Thursday, February 4, 2010

In awe

For at least six months I’ve been driving past this billboard. Usually, they change the sign every month or so, but it is very noticeable when something that is expected to change – doesn’t.




I had heard of this professor in the news a few years ago. How he was diagnosed with cancer and had a very short time left. How he gave his “Last Lecture” at the college where he worked. Then I filed that piece of information in the back of my mind.

Last week I stopped over at Dewin’s blog to catch up on her postings. Imagine my eyes opening wide as I read her review of The Last Lecture written by Randy Pausch. Okay. With her recommendation I decided that this is a book that I had to read.

From the first pages the simple, straightforward honesty kept my interest and made it difficult to put the book down. Prof. Pausch details his life, in particular his childhood dreams and ambitions. But his message is how to encourage and enable your children (and others) to reach their dreams. His simple guidelines are so admirable.

He did not want sympathy, but only to tell the world about his happiness in life. By doing so, he gave us a “gift” of these guidelines that we can use to improve our lives and the lives of others.

When I looked inside the cover I saw how many times the book has been checked out of the library.
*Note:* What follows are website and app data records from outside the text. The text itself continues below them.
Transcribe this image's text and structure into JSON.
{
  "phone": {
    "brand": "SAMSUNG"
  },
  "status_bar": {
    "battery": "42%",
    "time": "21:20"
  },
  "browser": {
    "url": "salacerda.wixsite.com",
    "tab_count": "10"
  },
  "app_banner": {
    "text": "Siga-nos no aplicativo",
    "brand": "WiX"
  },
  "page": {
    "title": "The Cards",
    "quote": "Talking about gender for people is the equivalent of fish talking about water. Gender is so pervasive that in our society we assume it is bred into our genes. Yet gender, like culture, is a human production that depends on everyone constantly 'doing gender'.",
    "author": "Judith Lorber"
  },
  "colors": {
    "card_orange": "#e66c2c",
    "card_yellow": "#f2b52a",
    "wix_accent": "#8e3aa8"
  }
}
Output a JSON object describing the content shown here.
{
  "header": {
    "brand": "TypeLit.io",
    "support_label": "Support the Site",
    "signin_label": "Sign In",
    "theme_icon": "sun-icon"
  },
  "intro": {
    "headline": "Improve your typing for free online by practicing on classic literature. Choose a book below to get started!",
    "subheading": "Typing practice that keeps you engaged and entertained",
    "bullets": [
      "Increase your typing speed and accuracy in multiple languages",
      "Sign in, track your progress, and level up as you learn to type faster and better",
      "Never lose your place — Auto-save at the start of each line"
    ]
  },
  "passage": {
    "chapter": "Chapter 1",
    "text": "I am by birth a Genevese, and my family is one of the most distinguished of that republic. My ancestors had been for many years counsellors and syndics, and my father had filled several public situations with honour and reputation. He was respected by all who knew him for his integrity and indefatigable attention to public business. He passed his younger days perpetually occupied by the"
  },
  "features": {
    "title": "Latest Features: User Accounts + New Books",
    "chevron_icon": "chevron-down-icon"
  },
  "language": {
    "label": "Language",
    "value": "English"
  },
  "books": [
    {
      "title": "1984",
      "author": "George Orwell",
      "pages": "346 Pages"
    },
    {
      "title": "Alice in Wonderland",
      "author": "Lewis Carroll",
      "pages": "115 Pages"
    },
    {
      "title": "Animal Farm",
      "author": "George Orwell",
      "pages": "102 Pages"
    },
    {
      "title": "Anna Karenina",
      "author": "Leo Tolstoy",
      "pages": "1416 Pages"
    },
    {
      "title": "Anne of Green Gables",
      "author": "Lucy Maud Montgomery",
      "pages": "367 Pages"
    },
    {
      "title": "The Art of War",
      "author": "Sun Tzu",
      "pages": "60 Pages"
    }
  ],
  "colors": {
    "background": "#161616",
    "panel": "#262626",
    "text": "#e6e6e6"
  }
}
It felt good to know that his message is still reaching so many people.



4 comments:

My Farmhouse Kitchen said...

i have been puting off reading this as i lost my mom to pancreatic cancer...it will be 4 years this august..so maybe i am ready.....

i'll check it out at the library...
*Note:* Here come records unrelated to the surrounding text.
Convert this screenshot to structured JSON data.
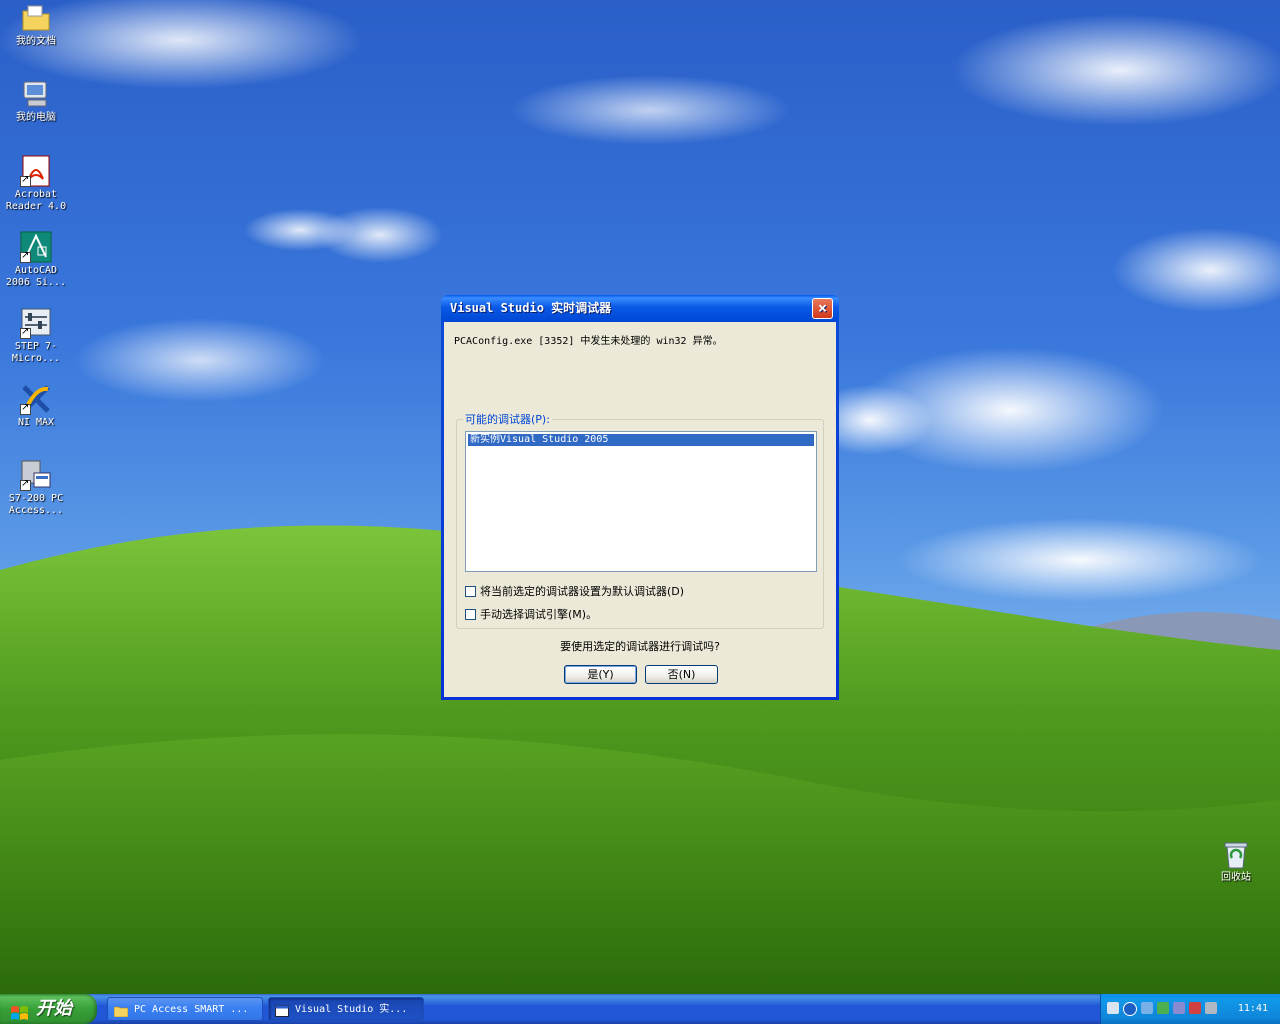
{
  "desktop": {
    "icons": [
      {
        "label": "我的文档"
      },
      {
        "label": "我的电脑"
      },
      {
        "label": "Acrobat Reader 4.0"
      },
      {
        "label": "AutoCAD 2006 Si..."
      },
      {
        "label": "STEP 7-Micro..."
      },
      {
        "label": "NI MAX"
      },
      {
        "label": "S7-200 PC Access..."
      },
      {
        "label": "回收站"
      }
    ]
  },
  "dialog": {
    "title": "Visual Studio 实时调试器",
    "close_label": "×",
    "message": "PCAConfig.exe [3352] 中发生未处理的 win32 异常。",
    "group_label": "可能的调试器(P):",
    "list_items": [
      "新实例Visual Studio 2005"
    ],
    "checkbox_default": "将当前选定的调试器设置为默认调试器(D)",
    "checkbox_manual": "手动选择调试引擎(M)。",
    "question": "要使用选定的调试器进行调试吗?",
    "yes_label": "是(Y)",
    "no_label": "否(N)"
  },
  "taskbar": {
    "start_label": "开始",
    "tasks": [
      {
        "label": "PC Access SMART ..."
      },
      {
        "label": "Visual Studio 实..."
      }
    ],
    "clock": "11:41"
  },
  "colors": {
    "titlebar": "#0a5ae6",
    "dialog_bg": "#ece9d8",
    "selection": "#316ac5",
    "start_green": "#37a037",
    "taskbar_blue": "#2157d7"
  }
}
do you think i should?

miss seeing you...glad to stop by and visit today...

more later, my friend
kary
xxx

The 4 Bushel Farmgal said...

Hi Kary,
It's hard to put this into words.... His book is not a down-and-out story of his health, so it's not what you may be expecting.
Read the first few pages while you're in the library, then decide.
I think you'll like it.

farmlady said...

I have heard of this young man and saw a documentary on him. I was impressed with his "joy of life" and the way he faced his illness. I will have to find the book and read it. Thank you.

MyStory of HiStory said...

That does sound like a very interesting book. Kinda makes me wonder what I would do differently if I knew I was likely going to die very soon.